In ranking Case Western Reserve University School of Law’s International Law Program among the top 10 in the nation last month, PreLaw Magazine recognized the law school’s funded internships as the secret to placing so many of its graduates in the field of international law.
Every summer, dozens of our law students undertake international law internships at prestigious institutions around the globe for academic credit, including Human Rights Watch, the International Criminal Court, the State Department, the World Trade Organization, Interpol, the World Intellectual Property Organization and more. With its $4 million endowment, the Cox Center has provided student stipends to cover travel and living expenses, making these invaluable experiences affordable.
This year, our students obtained a record number of foreign placements. Then the coronavirus hit.
Law firms, government agencies, international organizations and non-governmental organizations are either moving to a remote internship experience or canceling internships for the summer of 2020 altogether.
In response to the disruption, the leaders of CWRU’s Case Global program worked together to create an alternative arrangement for students who lost their summer placements, inviting them to work remotely for the summer as research fellows for one of the law school's Case Global centers, institutes and affiliated organizations, including the Frederick K. Cox International Law Center, the Henry King War Crimes Research Office, the Institute for Global Security, Law and Policy, the Canada-U.S. Law Institute and the Public International Law & Policy Group. Students will earn a $1,500 stipend and three credits under the umbrella of the Law School’s International Law Research Lab.
Altogether, 27 exciting and impactful projects have been put in place – more than enough to cover every student who had lost an international internship. The projects include drafting a report on the shift in U.N. security council power to the General Assembly, developing the first-ever compendium analyzing the Canadian and U.S. laws that apply to the Great Lakes, creating dossiers for potential prosecution of Yemen War Crimes and drafting a report examining nations’ responses to the coronavirus pandemic and assessing their compliance with and respect for human rights.
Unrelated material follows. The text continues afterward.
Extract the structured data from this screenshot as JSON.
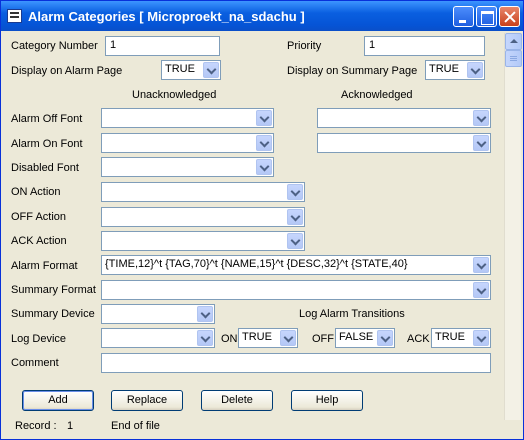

“This has truly been a team effort to pull together and do everything in our power to ensure that our students continue to receive a hands-on, real-world educational experience, regardless of the current circumstances,” said Dean Michael Scharf. “I’m thankful for the work of our Case Global officers in making this possible, in particular Professors Juscelino Colares, Steve Petras, James Johnson and Avidan Cover. In a short period of time, they’ve helped us turn this difficult situation around to the benefit of our students.”
Having established this model, the efforts of the Case Global Faculty are being replicated by the law school’s other academic centers with the goal of creating opportunities for every student whose summer placement was affected by the coronavirus.